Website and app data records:

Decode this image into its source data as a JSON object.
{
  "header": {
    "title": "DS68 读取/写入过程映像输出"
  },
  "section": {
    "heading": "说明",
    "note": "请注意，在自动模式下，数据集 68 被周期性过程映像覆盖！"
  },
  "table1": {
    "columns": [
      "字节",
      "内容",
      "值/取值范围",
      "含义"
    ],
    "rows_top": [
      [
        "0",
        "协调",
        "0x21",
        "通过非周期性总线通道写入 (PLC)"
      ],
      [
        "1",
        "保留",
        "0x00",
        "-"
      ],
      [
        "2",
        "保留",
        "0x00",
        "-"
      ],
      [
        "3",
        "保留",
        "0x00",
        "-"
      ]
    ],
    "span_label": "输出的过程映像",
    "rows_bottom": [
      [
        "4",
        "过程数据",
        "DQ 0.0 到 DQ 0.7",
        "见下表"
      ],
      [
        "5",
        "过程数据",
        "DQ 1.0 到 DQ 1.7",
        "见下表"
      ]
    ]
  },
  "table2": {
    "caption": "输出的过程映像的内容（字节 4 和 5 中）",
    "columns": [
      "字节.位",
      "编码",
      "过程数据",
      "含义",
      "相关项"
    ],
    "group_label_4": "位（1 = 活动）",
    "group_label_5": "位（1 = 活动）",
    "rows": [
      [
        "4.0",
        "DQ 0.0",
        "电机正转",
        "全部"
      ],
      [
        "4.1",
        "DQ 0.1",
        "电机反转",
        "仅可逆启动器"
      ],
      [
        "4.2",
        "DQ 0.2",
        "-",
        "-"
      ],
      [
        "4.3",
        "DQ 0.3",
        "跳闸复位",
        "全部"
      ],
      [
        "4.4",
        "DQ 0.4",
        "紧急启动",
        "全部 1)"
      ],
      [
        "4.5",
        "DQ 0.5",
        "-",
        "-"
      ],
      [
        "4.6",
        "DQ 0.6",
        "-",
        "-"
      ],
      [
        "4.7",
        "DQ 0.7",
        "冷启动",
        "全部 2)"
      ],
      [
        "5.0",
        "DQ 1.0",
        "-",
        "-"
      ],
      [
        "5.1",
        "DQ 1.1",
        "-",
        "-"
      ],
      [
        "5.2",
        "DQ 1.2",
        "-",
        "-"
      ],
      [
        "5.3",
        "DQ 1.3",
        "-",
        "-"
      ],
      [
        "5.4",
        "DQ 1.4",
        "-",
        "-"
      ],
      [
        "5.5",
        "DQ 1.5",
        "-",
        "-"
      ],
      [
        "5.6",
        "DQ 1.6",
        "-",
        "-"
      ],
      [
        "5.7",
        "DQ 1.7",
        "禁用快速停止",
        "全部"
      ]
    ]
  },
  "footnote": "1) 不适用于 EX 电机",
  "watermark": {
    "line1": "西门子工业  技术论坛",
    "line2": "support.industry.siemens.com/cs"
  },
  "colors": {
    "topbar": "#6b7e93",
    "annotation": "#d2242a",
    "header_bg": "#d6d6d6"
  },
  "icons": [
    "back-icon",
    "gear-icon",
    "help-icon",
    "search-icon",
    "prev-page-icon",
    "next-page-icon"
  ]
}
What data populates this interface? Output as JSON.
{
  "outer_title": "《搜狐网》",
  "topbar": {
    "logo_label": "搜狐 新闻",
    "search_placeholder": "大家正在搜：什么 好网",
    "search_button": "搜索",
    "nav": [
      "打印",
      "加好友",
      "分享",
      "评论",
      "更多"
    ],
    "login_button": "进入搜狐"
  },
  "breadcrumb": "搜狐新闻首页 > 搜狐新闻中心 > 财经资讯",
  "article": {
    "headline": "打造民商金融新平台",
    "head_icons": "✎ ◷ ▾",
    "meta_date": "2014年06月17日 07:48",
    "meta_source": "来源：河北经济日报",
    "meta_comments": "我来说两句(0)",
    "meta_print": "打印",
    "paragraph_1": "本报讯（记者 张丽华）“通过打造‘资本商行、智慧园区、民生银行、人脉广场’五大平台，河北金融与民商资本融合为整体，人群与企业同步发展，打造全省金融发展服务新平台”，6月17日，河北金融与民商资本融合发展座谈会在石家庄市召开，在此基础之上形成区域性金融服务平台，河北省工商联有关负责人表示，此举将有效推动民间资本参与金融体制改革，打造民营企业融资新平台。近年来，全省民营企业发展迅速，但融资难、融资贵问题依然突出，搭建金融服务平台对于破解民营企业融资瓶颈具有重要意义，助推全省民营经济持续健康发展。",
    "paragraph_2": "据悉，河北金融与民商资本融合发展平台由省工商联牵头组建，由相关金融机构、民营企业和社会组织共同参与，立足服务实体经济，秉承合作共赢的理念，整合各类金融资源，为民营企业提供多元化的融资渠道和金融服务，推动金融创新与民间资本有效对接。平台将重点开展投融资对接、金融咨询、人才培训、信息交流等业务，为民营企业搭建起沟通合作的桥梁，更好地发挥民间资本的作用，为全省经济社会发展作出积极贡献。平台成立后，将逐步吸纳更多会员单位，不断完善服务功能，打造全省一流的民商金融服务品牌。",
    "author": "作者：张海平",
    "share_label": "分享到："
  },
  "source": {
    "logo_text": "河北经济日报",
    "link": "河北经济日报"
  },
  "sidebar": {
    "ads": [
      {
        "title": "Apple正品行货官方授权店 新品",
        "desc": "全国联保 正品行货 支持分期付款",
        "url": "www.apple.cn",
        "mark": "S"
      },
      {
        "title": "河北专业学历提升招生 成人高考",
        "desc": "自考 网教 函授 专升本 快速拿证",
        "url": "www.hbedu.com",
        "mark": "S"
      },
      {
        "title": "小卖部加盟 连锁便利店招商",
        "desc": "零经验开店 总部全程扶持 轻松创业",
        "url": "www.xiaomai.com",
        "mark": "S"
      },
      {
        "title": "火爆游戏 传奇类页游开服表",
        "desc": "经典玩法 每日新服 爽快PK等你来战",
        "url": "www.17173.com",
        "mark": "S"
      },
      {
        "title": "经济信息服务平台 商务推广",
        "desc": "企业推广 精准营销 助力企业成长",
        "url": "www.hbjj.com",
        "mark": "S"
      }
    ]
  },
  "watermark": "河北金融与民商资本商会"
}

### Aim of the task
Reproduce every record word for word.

### Answer to the exercise
Decode this image into its source data as a JSON object.
{
  "header": {
    "title": "DS68 读取/写入过程映像输出"
  },
  "section": {
    "heading": "说明",
    "note": "请注意，在自动模式下，数据集 68 被周期性过程映像覆盖！"
  },
  "table1": {
    "columns": [
      "字节",
      "内容",
      "值/取值范围",
      "含义"
    ],
    "rows_top": [
      [
        "0",
        "协调",
        "0x21",
        "通过非周期性总线通道写入 (PLC)"
      ],
      [
        "1",
        "保留",
        "0x00",
        "-"
      ],
      [
        "2",
        "保留",
        "0x00",
        "-"
      ],
      [
        "3",
        "保留",
        "0x00",
        "-"
      ]
    ],
    "span_label": "输出的过程映像",
    "rows_bottom": [
      [
        "4",
        "过程数据",
        "DQ 0.0 到 DQ 0.7",
        "见下表"
      ],
      [
        "5",
        "过程数据",
        "DQ 1.0 到 DQ 1.7",
        "见下表"
      ]
    ]
  },
  "table2": {
    "caption": "输出的过程映像的内容（字节 4 和 5 中）",
    "columns": [
      "字节.位",
      "编码",
      "过程数据",
      "含义",
      "相关项"
    ],
    "group_label_4": "位（1 = 活动）",
    "group_label_5": "位（1 = 活动）",
    "rows": [
      [
        "4.0",
        "DQ 0.0",
        "电机正转",
        "全部"
      ],
      [
        "4.1",
        "DQ 0.1",
        "电机反转",
        "仅可逆启动器"
      ],
      [
        "4.2",
        "DQ 0.2",
        "-",
        "-"
      ],
      [
        "4.3",
        "DQ 0.3",
        "跳闸复位",
        "全部"
      ],
      [
        "4.4",
        "DQ 0.4",
        "紧急启动",
        "全部 1)"
      ],
      [
        "4.5",
        "DQ 0.5",
        "-",
        "-"
      ],
      [
        "4.6",
        "DQ 0.6",
        "-",
        "-"
      ],
      [
        "4.7",
        "DQ 0.7",
        "冷启动",
        "全部 2)"
      ],
      [
        "5.0",
        "DQ 1.0",
        "-",
        "-"
      ],
      [
        "5.1",
        "DQ 1.1",
        "-",
        "-"
      ],
      [
        "5.2",
        "DQ 1.2",
        "-",
        "-"
      ],
      [
        "5.3",
        "DQ 1.3",
        "-",
        "-"
      ],
      [
        "5.4",
        "DQ 1.4",
        "-",
        "-"
      ],
      [
        "5.5",
        "DQ 1.5",
        "-",
        "-"
      ],
      [
        "5.6",
        "DQ 1.6",
        "-",
        "-"
      ],
      [
        "5.7",
        "DQ 1.7",
        "禁用快速停止",
        "全部"
      ]
    ]
  },
  "footnote": "1) 不适用于 EX 电机",
  "watermark": {
    "line1": "西门子工业  技术论坛",
    "line2": "support.industry.siemens.com/cs"
  },
  "colors": {
    "topbar": "#6b7e93",
    "annotation": "#d2242a",
    "header_bg": "#d6d6d6"
  },
  "icons": [
    "back-icon",
    "gear-icon",
    "help-icon",
    "search-icon",
    "prev-page-icon",
    "next-page-icon"
  ]
}
What data populates this interface? Output as JSON.
{
  "outer_title": "《搜狐网》",
  "topbar": {
    "logo_label": "搜狐 新闻",
    "search_placeholder": "大家正在搜：什么 好网",
    "search_button": "搜索",
    "nav": [
      "打印",
      "加好友",
      "分享",
      "评论",
      "更多"
    ],
    "login_button": "进入搜狐"
  },
  "breadcrumb": "搜狐新闻首页 > 搜狐新闻中心 > 财经资讯",
  "article": {
    "headline": "打造民商金融新平台",
    "head_icons": "✎ ◷ ▾",
    "meta_date": "2014年06月17日 07:48",
    "meta_source": "来源：河北经济日报",
    "meta_comments": "我来说两句(0)",
    "meta_print": "打印",
    "paragraph_1": "本报讯（记者 张丽华）“通过打造‘资本商行、智慧园区、民生银行、人脉广场’五大平台，河北金融与民商资本融合为整体，人群与企业同步发展，打造全省金融发展服务新平台”，6月17日，河北金融与民商资本融合发展座谈会在石家庄市召开，在此基础之上形成区域性金融服务平台，河北省工商联有关负责人表示，此举将有效推动民间资本参与金融体制改革，打造民营企业融资新平台。近年来，全省民营企业发展迅速，但融资难、融资贵问题依然突出，搭建金融服务平台对于破解民营企业融资瓶颈具有重要意义，助推全省民营经济持续健康发展。",
    "paragraph_2": "据悉，河北金融与民商资本融合发展平台由省工商联牵头组建，由相关金融机构、民营企业和社会组织共同参与，立足服务实体经济，秉承合作共赢的理念，整合各类金融资源，为民营企业提供多元化的融资渠道和金融服务，推动金融创新与民间资本有效对接。平台将重点开展投融资对接、金融咨询、人才培训、信息交流等业务，为民营企业搭建起沟通合作的桥梁，更好地发挥民间资本的作用，为全省经济社会发展作出积极贡献。平台成立后，将逐步吸纳更多会员单位，不断完善服务功能，打造全省一流的民商金融服务品牌。",
    "author": "作者：张海平",
    "share_label": "分享到："
  },
  "source": {
    "logo_text": "河北经济日报",
    "link": "河北经济日报"
  },
  "sidebar": {
    "ads": [
      {
        "title": "Apple正品行货官方授权店 新品",
        "desc": "全国联保 正品行货 支持分期付款",
        "url": "www.apple.cn",
        "mark": "S"
      },
      {
        "title": "河北专业学历提升招生 成人高考",
        "desc": "自考 网教 函授 专升本 快速拿证",
        "url": "www.hbedu.com",
        "mark": "S"
      },
      {
        "title": "小卖部加盟 连锁便利店招商",
        "desc": "零经验开店 总部全程扶持 轻松创业",
        "url": "www.xiaomai.com",
        "mark": "S"
      },
      {
        "title": "火爆游戏 传奇类页游开服表",
        "desc": "经典玩法 每日新服 爽快PK等你来战",
        "url": "www.17173.com",
        "mark": "S"
      },
      {
        "title": "经济信息服务平台 商务推广",
        "desc": "企业推广 精准营销 助力企业成长",
        "url": "www.hbjj.com",
        "mark": "S"
      }
    ]
  },
  "watermark": "河北金融与民商资本商会"
}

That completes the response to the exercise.